Is it a smart move to purchase a home before an investment property?

As Australians, we place a high importance on owning our own home. After a car, it is usually our next ‘big ticket’ purchase and is considered one of life’s major achievements – a symbol of a sound financial position.

But is it? Is buying a home as a your first property purchase really a smart move?

The old mantra of ‘rent money is dead money’ has been so entrenched in our culture that many of us fail to clearly assess the financial impact and consequences that can come with purchasing a home as your first property. The decision to purchase a PPOR first can weaken your financial position and servicing ability with banks, and increase your cost of living.  More often than not, you will also find you have to live in an area that does not tick all your boxes due to affordability.

If you had the choice of purchasing your dream home in five years, or a lesser quality, poorly located home now – wouldn’t you wait?

A mortgage delays your wealth creation potential.  Many first home buyers and beginner investors jump straight into buying a property to live in. In the vast majority of situations, it is going to cost you more to own your own home than to rent.  To maximise your property investment potential, the best approach is to keep your living expenses as low as possible while you establish your investment portfolio; monthly mortgage payments on your PPOR will only hinder your borrowing capacity and slow your ability to grow a portfolio.

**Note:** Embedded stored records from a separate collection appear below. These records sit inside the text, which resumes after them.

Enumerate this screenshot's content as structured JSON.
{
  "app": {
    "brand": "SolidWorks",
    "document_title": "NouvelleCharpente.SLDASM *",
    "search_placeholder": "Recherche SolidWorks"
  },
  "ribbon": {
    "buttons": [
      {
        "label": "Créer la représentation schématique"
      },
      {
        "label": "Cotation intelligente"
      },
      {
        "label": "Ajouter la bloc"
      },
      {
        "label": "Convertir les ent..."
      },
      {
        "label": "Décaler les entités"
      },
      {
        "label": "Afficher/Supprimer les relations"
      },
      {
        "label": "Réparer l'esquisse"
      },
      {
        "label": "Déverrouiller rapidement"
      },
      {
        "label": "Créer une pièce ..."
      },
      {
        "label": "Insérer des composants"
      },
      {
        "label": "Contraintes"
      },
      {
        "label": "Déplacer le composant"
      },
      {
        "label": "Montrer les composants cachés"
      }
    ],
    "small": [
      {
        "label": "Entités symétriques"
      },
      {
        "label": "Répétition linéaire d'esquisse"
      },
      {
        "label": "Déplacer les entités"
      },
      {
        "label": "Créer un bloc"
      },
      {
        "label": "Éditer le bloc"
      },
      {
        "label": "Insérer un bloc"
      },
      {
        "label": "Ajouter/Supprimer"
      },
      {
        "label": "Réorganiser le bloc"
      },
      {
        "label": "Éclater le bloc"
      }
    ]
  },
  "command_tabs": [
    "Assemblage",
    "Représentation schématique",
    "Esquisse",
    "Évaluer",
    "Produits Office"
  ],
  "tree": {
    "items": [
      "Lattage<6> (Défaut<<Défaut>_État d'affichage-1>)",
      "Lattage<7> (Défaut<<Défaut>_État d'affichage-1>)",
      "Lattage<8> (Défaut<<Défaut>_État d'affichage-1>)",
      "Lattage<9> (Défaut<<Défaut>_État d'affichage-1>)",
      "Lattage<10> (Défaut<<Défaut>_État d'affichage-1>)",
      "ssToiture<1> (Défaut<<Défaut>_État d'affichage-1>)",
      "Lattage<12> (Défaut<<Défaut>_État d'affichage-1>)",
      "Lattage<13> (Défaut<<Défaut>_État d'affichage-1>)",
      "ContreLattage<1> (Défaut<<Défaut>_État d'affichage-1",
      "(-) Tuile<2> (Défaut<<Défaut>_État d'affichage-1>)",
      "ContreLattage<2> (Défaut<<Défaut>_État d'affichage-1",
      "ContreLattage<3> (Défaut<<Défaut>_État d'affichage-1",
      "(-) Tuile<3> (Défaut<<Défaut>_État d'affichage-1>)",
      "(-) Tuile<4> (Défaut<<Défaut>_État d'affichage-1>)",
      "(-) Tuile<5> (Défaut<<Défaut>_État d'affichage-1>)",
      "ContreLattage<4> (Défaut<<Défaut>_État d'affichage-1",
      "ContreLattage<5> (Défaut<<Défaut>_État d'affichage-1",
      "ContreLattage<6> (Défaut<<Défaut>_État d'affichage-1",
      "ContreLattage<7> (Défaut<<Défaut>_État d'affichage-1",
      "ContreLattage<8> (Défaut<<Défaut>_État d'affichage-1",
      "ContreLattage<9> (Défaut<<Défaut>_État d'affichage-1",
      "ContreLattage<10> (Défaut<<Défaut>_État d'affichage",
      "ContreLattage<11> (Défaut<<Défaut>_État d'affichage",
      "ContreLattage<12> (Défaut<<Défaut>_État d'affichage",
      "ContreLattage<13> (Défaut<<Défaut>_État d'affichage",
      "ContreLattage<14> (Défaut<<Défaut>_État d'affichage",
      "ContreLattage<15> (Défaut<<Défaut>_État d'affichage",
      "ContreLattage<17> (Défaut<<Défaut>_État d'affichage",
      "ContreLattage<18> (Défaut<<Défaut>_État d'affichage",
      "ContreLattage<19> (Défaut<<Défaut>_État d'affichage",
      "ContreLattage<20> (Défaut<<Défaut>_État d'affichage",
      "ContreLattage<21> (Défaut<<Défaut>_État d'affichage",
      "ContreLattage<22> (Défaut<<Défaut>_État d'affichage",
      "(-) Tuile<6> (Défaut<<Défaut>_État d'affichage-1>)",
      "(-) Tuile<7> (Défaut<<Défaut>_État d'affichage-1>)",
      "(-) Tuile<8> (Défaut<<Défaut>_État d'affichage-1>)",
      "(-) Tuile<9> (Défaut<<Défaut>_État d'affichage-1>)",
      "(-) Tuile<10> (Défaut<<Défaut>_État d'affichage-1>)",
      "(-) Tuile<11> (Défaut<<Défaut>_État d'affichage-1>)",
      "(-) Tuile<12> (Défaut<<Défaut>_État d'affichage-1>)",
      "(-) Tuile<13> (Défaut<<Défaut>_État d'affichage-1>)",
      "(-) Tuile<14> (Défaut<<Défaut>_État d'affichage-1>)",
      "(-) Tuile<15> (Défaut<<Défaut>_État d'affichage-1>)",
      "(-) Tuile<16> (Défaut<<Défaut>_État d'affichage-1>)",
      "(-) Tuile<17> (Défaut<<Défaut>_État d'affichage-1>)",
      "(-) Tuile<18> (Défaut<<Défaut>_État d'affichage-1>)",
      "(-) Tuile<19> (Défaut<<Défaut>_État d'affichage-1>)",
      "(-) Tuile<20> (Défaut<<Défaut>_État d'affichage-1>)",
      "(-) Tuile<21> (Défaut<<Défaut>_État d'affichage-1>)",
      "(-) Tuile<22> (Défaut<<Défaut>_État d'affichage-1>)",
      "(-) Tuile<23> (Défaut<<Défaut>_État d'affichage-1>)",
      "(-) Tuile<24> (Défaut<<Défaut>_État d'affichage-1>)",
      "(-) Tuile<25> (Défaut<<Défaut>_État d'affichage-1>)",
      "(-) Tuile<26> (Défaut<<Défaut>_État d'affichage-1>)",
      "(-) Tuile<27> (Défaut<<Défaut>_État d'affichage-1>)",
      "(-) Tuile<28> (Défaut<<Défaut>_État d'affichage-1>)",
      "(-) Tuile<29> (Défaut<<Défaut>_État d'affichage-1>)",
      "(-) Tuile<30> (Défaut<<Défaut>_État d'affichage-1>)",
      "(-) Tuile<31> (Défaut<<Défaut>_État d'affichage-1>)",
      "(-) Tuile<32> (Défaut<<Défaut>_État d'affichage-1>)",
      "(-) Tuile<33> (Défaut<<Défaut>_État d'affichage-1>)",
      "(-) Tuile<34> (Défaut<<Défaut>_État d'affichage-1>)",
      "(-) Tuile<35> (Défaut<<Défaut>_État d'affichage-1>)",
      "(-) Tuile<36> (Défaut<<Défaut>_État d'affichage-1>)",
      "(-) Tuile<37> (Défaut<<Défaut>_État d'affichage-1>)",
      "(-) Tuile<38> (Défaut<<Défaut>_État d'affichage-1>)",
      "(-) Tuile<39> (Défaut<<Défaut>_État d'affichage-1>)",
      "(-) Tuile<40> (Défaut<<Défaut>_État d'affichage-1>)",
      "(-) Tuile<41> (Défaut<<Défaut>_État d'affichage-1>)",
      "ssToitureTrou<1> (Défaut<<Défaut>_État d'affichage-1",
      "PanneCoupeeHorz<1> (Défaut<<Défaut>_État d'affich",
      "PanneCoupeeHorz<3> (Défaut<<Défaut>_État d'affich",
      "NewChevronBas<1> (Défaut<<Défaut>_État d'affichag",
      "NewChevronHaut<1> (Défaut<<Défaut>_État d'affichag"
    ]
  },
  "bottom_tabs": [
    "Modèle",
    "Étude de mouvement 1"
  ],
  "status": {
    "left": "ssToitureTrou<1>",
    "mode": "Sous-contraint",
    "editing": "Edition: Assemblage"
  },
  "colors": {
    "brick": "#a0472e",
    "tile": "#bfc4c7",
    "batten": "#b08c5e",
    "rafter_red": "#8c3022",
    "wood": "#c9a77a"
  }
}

Continue renting or live with family and resist non-essential spending while you improve your financial position.

How the living costs weigh up.  An example of buying a PPOR versus renting and investing a $500,000 property in a positively geared market and continuing to rent:

PPOR –

  • Deposit: $50,000
  • Loan: $450,000
  • Repayments (principal + interest, rate of 6%): $675/week
  • Cost to you: $675/week

Positive investment property –

  • Deposit: $100,000
  • Loan: $400,000
  • Rental income: $1,100/week
  • Repayments (interest-only, rate of 6%): $461/week
  • Profit: $639/week
  • Rent a $500,000 property: $500/week
  • Total profit: $139/week

All too often investors who choose to purchase a home to live in as their first property find themselves in a position where they have to wait a number of years to be able to purchase again.

While living in your own home may be tempting, the benefit of remaining in the rental market while you spend a few years developing your investment portfolio means you can fast track your portfolio growth and maximise your net worth.

A little sacrifice in the short term can mean a far better financial position and lifestyle in the long term!